| WHAT THE TASK ASKS |
Could you restate the entries word for word, without the images?

Stored data entries
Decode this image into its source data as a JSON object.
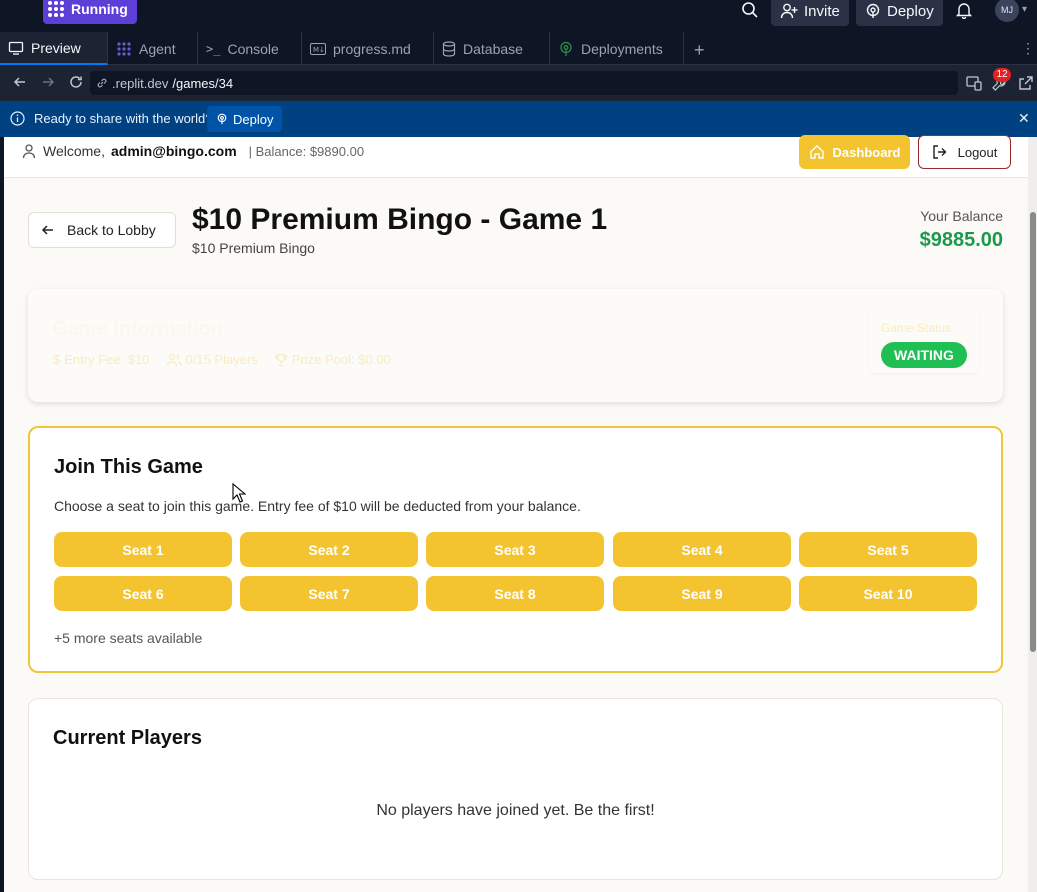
{
  "topbar": {
    "status": "Running",
    "invite_label": "Invite",
    "deploy_label": "Deploy",
    "avatar_initials": "MJ"
  },
  "tabs": [
    {
      "label": "Preview"
    },
    {
      "label": "Agent"
    },
    {
      "label": "Console"
    },
    {
      "label": "progress.md"
    },
    {
      "label": "Database"
    },
    {
      "label": "Deployments"
    }
  ],
  "urlbar": {
    "domain": ".replit.dev",
    "path": "/games/34",
    "notification_count": "12"
  },
  "banner": {
    "text": "Ready to share with the world?",
    "button_label": "Deploy"
  },
  "header": {
    "welcome_label": "Welcome,",
    "user_email": "admin@bingo.com",
    "balance_text": "| Balance: $9890.00",
    "dashboard_label": "Dashboard",
    "logout_label": "Logout"
  },
  "game": {
    "back_label": "Back to Lobby",
    "title": "$10 Premium Bingo - Game 1",
    "subtitle": "$10 Premium Bingo",
    "balance_label": "Your Balance",
    "balance_value": "$9885.00"
  },
  "info": {
    "title": "Game Information",
    "entry_fee": "Entry Fee: $10",
    "players": "0/15 Players",
    "prize_pool": "Prize Pool: $0.00",
    "status_label": "Game Status",
    "status_value": "WAITING"
  },
  "join": {
    "title": "Join This Game",
    "description": "Choose a seat to join this game. Entry fee of $10 will be deducted from your balance.",
    "seats": [
      "Seat 1",
      "Seat 2",
      "Seat 3",
      "Seat 4",
      "Seat 5",
      "Seat 6",
      "Seat 7",
      "Seat 8",
      "Seat 9",
      "Seat 10"
    ],
    "more_text": "+5 more seats available"
  },
  "players": {
    "title": "Current Players",
    "empty_text": "No players have joined yet. Be the first!"
  },
  "colors": {
    "accent_yellow": "#f4c430",
    "status_green": "#1fbf54",
    "balance_green": "#1a9a4c",
    "replit_blue": "#004182"
  }
}
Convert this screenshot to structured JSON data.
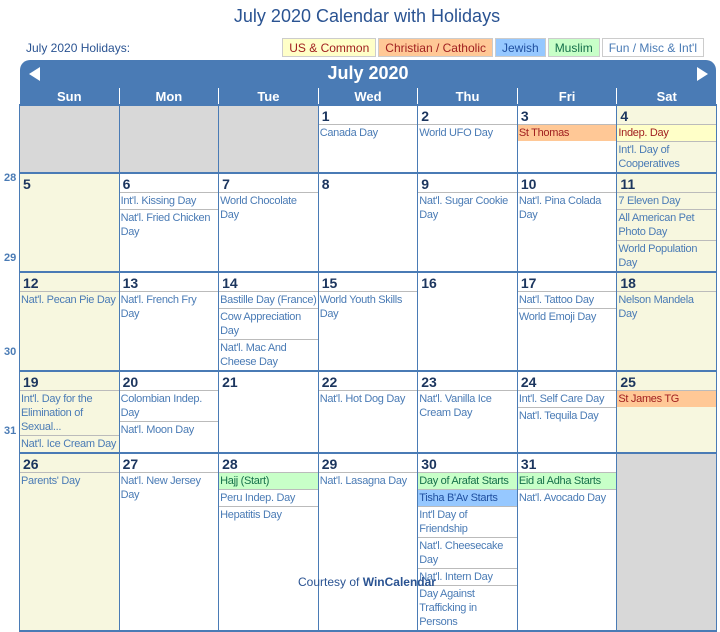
{
  "title": "July 2020 Calendar with Holidays",
  "holidays_label": "July 2020 Holidays:",
  "legend": [
    {
      "label": "US & Common",
      "cls": "us"
    },
    {
      "label": "Christian / Catholic",
      "cls": "chr"
    },
    {
      "label": "Jewish",
      "cls": "jew"
    },
    {
      "label": "Muslim",
      "cls": "mus"
    },
    {
      "label": "Fun / Misc & Int'l",
      "cls": "fun"
    }
  ],
  "month_title": "July 2020",
  "weekdays": [
    "Sun",
    "Mon",
    "Tue",
    "Wed",
    "Thu",
    "Fri",
    "Sat"
  ],
  "week_numbers": [
    "",
    "28",
    "29",
    "30",
    "31"
  ],
  "weeks": [
    [
      {
        "empty": true
      },
      {
        "empty": true
      },
      {
        "empty": true
      },
      {
        "day": "1",
        "events": [
          {
            "t": "Canada Day"
          }
        ]
      },
      {
        "day": "2",
        "events": [
          {
            "t": "World UFO Day"
          }
        ]
      },
      {
        "day": "3",
        "events": [
          {
            "t": "St Thomas",
            "c": "chr"
          }
        ]
      },
      {
        "day": "4",
        "wk": true,
        "events": [
          {
            "t": "Indep. Day",
            "c": "us"
          },
          {
            "t": "Int'l. Day of Cooperatives"
          }
        ]
      }
    ],
    [
      {
        "day": "5",
        "wk": true,
        "events": []
      },
      {
        "day": "6",
        "events": [
          {
            "t": "Int'l. Kissing Day"
          },
          {
            "t": "Nat'l. Fried Chicken Day"
          }
        ]
      },
      {
        "day": "7",
        "events": [
          {
            "t": "World Chocolate Day"
          }
        ]
      },
      {
        "day": "8",
        "events": []
      },
      {
        "day": "9",
        "events": [
          {
            "t": "Nat'l. Sugar Cookie Day"
          }
        ]
      },
      {
        "day": "10",
        "events": [
          {
            "t": "Nat'l. Pina Colada Day"
          }
        ]
      },
      {
        "day": "11",
        "wk": true,
        "events": [
          {
            "t": "7 Eleven Day"
          },
          {
            "t": "All American Pet Photo Day"
          },
          {
            "t": "World Population Day"
          }
        ]
      }
    ],
    [
      {
        "day": "12",
        "wk": true,
        "events": [
          {
            "t": "Nat'l. Pecan Pie Day"
          }
        ]
      },
      {
        "day": "13",
        "events": [
          {
            "t": "Nat'l. French Fry Day"
          }
        ]
      },
      {
        "day": "14",
        "events": [
          {
            "t": "Bastille Day (France)"
          },
          {
            "t": "Cow Appreciation Day"
          },
          {
            "t": "Nat'l. Mac And Cheese Day"
          }
        ]
      },
      {
        "day": "15",
        "events": [
          {
            "t": "World Youth Skills Day"
          }
        ]
      },
      {
        "day": "16",
        "events": []
      },
      {
        "day": "17",
        "events": [
          {
            "t": "Nat'l. Tattoo Day"
          },
          {
            "t": "World Emoji Day"
          }
        ]
      },
      {
        "day": "18",
        "wk": true,
        "events": [
          {
            "t": "Nelson Mandela Day"
          }
        ]
      }
    ],
    [
      {
        "day": "19",
        "wk": true,
        "events": [
          {
            "t": "Int'l. Day for the Elimination of Sexual..."
          },
          {
            "t": "Nat'l. Ice Cream Day"
          }
        ]
      },
      {
        "day": "20",
        "events": [
          {
            "t": "Colombian Indep. Day"
          },
          {
            "t": "Nat'l. Moon Day"
          }
        ]
      },
      {
        "day": "21",
        "events": []
      },
      {
        "day": "22",
        "events": [
          {
            "t": "Nat'l. Hot Dog Day"
          }
        ]
      },
      {
        "day": "23",
        "events": [
          {
            "t": "Nat'l. Vanilla Ice Cream Day"
          }
        ]
      },
      {
        "day": "24",
        "events": [
          {
            "t": "Int'l. Self Care Day"
          },
          {
            "t": "Nat'l. Tequila Day"
          }
        ]
      },
      {
        "day": "25",
        "wk": true,
        "events": [
          {
            "t": "St James TG",
            "c": "chr"
          }
        ]
      }
    ],
    [
      {
        "day": "26",
        "wk": true,
        "events": [
          {
            "t": "Parents' Day"
          }
        ]
      },
      {
        "day": "27",
        "events": [
          {
            "t": "Nat'l. New Jersey Day"
          }
        ]
      },
      {
        "day": "28",
        "events": [
          {
            "t": "Hajj (Start)",
            "c": "mus"
          },
          {
            "t": "Peru Indep. Day"
          },
          {
            "t": "Hepatitis Day"
          }
        ]
      },
      {
        "day": "29",
        "events": [
          {
            "t": "Nat'l. Lasagna Day"
          }
        ]
      },
      {
        "day": "30",
        "events": [
          {
            "t": "Day of Arafat Starts",
            "c": "mus"
          },
          {
            "t": "Tisha B'Av Starts",
            "c": "jew"
          },
          {
            "t": "Int'l Day of Friendship"
          },
          {
            "t": "Nat'l. Cheesecake Day"
          },
          {
            "t": "Nat'l. Intern Day"
          },
          {
            "t": "Day Against Trafficking in Persons"
          }
        ]
      },
      {
        "day": "31",
        "events": [
          {
            "t": "Eid al Adha Starts",
            "c": "mus"
          },
          {
            "t": "Nat'l. Avocado Day"
          }
        ]
      },
      {
        "empty": true
      }
    ]
  ],
  "footer": {
    "prefix": "Courtesy of",
    "link": "WinCalendar"
  },
  "colors": {
    "header": "#4a7bb5",
    "weekend": "#f7f7df",
    "empty": "#d8d8d8",
    "us": "#ffffc8",
    "christian": "#ffc896",
    "jewish": "#96c8ff",
    "muslim": "#c8ffc8"
  }
}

| OUTPUT |
Decode this image into its source data as a JSON object.
{
  "topbar": {
    "status": "Running",
    "invite_label": "Invite",
    "deploy_label": "Deploy",
    "avatar_initials": "MJ"
  },
  "tabs": [
    {
      "label": "Preview"
    },
    {
      "label": "Agent"
    },
    {
      "label": "Console"
    },
    {
      "label": "progress.md"
    },
    {
      "label": "Database"
    },
    {
      "label": "Deployments"
    }
  ],
  "urlbar": {
    "domain": ".replit.dev",
    "path": "/games/34",
    "notification_count": "12"
  },
  "banner": {
    "text": "Ready to share with the world?",
    "button_label": "Deploy"
  },
  "header": {
    "welcome_label": "Welcome,",
    "user_email": "admin@bingo.com",
    "balance_text": "| Balance: $9890.00",
    "dashboard_label": "Dashboard",
    "logout_label": "Logout"
  },
  "game": {
    "back_label": "Back to Lobby",
    "title": "$10 Premium Bingo - Game 1",
    "subtitle": "$10 Premium Bingo",
    "balance_label": "Your Balance",
    "balance_value": "$9885.00"
  },
  "info": {
    "title": "Game Information",
    "entry_fee": "Entry Fee: $10",
    "players": "0/15 Players",
    "prize_pool": "Prize Pool: $0.00",
    "status_label": "Game Status",
    "status_value": "WAITING"
  },
  "join": {
    "title": "Join This Game",
    "description": "Choose a seat to join this game. Entry fee of $10 will be deducted from your balance.",
    "seats": [
      "Seat 1",
      "Seat 2",
      "Seat 3",
      "Seat 4",
      "Seat 5",
      "Seat 6",
      "Seat 7",
      "Seat 8",
      "Seat 9",
      "Seat 10"
    ],
    "more_text": "+5 more seats available"
  },
  "players": {
    "title": "Current Players",
    "empty_text": "No players have joined yet. Be the first!"
  },
  "colors": {
    "accent_yellow": "#f4c430",
    "status_green": "#1fbf54",
    "balance_green": "#1a9a4c",
    "replit_blue": "#004182"
  }
}
Convert this screenshot to structured JSON data.
{
  "title": "July 2020 Calendar with Holidays",
  "holidays_label": "July 2020 Holidays:",
  "legend": [
    {
      "label": "US & Common",
      "cls": "us"
    },
    {
      "label": "Christian / Catholic",
      "cls": "chr"
    },
    {
      "label": "Jewish",
      "cls": "jew"
    },
    {
      "label": "Muslim",
      "cls": "mus"
    },
    {
      "label": "Fun / Misc & Int'l",
      "cls": "fun"
    }
  ],
  "month_title": "July 2020",
  "weekdays": [
    "Sun",
    "Mon",
    "Tue",
    "Wed",
    "Thu",
    "Fri",
    "Sat"
  ],
  "week_numbers": [
    "",
    "28",
    "29",
    "30",
    "31"
  ],
  "weeks": [
    [
      {
        "empty": true
      },
      {
        "empty": true
      },
      {
        "empty": true
      },
      {
        "day": "1",
        "events": [
          {
            "t": "Canada Day"
          }
        ]
      },
      {
        "day": "2",
        "events": [
          {
            "t": "World UFO Day"
          }
        ]
      },
      {
        "day": "3",
        "events": [
          {
            "t": "St Thomas",
            "c": "chr"
          }
        ]
      },
      {
        "day": "4",
        "wk": true,
        "events": [
          {
            "t": "Indep. Day",
            "c": "us"
          },
          {
            "t": "Int'l. Day of Cooperatives"
          }
        ]
      }
    ],
    [
      {
        "day": "5",
        "wk": true,
        "events": []
      },
      {
        "day": "6",
        "events": [
          {
            "t": "Int'l. Kissing Day"
          },
          {
            "t": "Nat'l. Fried Chicken Day"
          }
        ]
      },
      {
        "day": "7",
        "events": [
          {
            "t": "World Chocolate Day"
          }
        ]
      },
      {
        "day": "8",
        "events": []
      },
      {
        "day": "9",
        "events": [
          {
            "t": "Nat'l. Sugar Cookie Day"
          }
        ]
      },
      {
        "day": "10",
        "events": [
          {
            "t": "Nat'l. Pina Colada Day"
          }
        ]
      },
      {
        "day": "11",
        "wk": true,
        "events": [
          {
            "t": "7 Eleven Day"
          },
          {
            "t": "All American Pet Photo Day"
          },
          {
            "t": "World Population Day"
          }
        ]
      }
    ],
    [
      {
        "day": "12",
        "wk": true,
        "events": [
          {
            "t": "Nat'l. Pecan Pie Day"
          }
        ]
      },
      {
        "day": "13",
        "events": [
          {
            "t": "Nat'l. French Fry Day"
          }
        ]
      },
      {
        "day": "14",
        "events": [
          {
            "t": "Bastille Day (France)"
          },
          {
            "t": "Cow Appreciation Day"
          },
          {
            "t": "Nat'l. Mac And Cheese Day"
          }
        ]
      },
      {
        "day": "15",
        "events": [
          {
            "t": "World Youth Skills Day"
          }
        ]
      },
      {
        "day": "16",
        "events": []
      },
      {
        "day": "17",
        "events": [
          {
            "t": "Nat'l. Tattoo Day"
          },
          {
            "t": "World Emoji Day"
          }
        ]
      },
      {
        "day": "18",
        "wk": true,
        "events": [
          {
            "t": "Nelson Mandela Day"
          }
        ]
      }
    ],
    [
      {
        "day": "19",
        "wk": true,
        "events": [
          {
            "t": "Int'l. Day for the Elimination of Sexual..."
          },
          {
            "t": "Nat'l. Ice Cream Day"
          }
        ]
      },
      {
        "day": "20",
        "events": [
          {
            "t": "Colombian Indep. Day"
          },
          {
            "t": "Nat'l. Moon Day"
          }
        ]
      },
      {
        "day": "21",
        "events": []
      },
      {
        "day": "22",
        "events": [
          {
            "t": "Nat'l. Hot Dog Day"
          }
        ]
      },
      {
        "day": "23",
        "events": [
          {
            "t": "Nat'l. Vanilla Ice Cream Day"
          }
        ]
      },
      {
        "day": "24",
        "events": [
          {
            "t": "Int'l. Self Care Day"
          },
          {
            "t": "Nat'l. Tequila Day"
          }
        ]
      },
      {
        "day": "25",
        "wk": true,
        "events": [
          {
            "t": "St James TG",
            "c": "chr"
          }
        ]
      }
    ],
    [
      {
        "day": "26",
        "wk": true,
        "events": [
          {
            "t": "Parents' Day"
          }
        ]
      },
      {
        "day": "27",
        "events": [
          {
            "t": "Nat'l. New Jersey Day"
          }
        ]
      },
      {
        "day": "28",
        "events": [
          {
            "t": "Hajj (Start)",
            "c": "mus"
          },
          {
            "t": "Peru Indep. Day"
          },
          {
            "t": "Hepatitis Day"
          }
        ]
      },
      {
        "day": "29",
        "events": [
          {
            "t": "Nat'l. Lasagna Day"
          }
        ]
      },
      {
        "day": "30",
        "events": [
          {
            "t": "Day of Arafat Starts",
            "c": "mus"
          },
          {
            "t": "Tisha B'Av Starts",
            "c": "jew"
          },
          {
            "t": "Int'l Day of Friendship"
          },
          {
            "t": "Nat'l. Cheesecake Day"
          },
          {
            "t": "Nat'l. Intern Day"
          },
          {
            "t": "Day Against Trafficking in Persons"
          }
        ]
      },
      {
        "day": "31",
        "events": [
          {
            "t": "Eid al Adha Starts",
            "c": "mus"
          },
          {
            "t": "Nat'l. Avocado Day"
          }
        ]
      },
      {
        "empty": true
      }
    ]
  ],
  "footer": {
    "prefix": "Courtesy of",
    "link": "WinCalendar"
  },
  "colors": {
    "header": "#4a7bb5",
    "weekend": "#f7f7df",
    "empty": "#d8d8d8",
    "us": "#ffffc8",
    "christian": "#ffc896",
    "jewish": "#96c8ff",
    "muslim": "#c8ffc8"
  }
}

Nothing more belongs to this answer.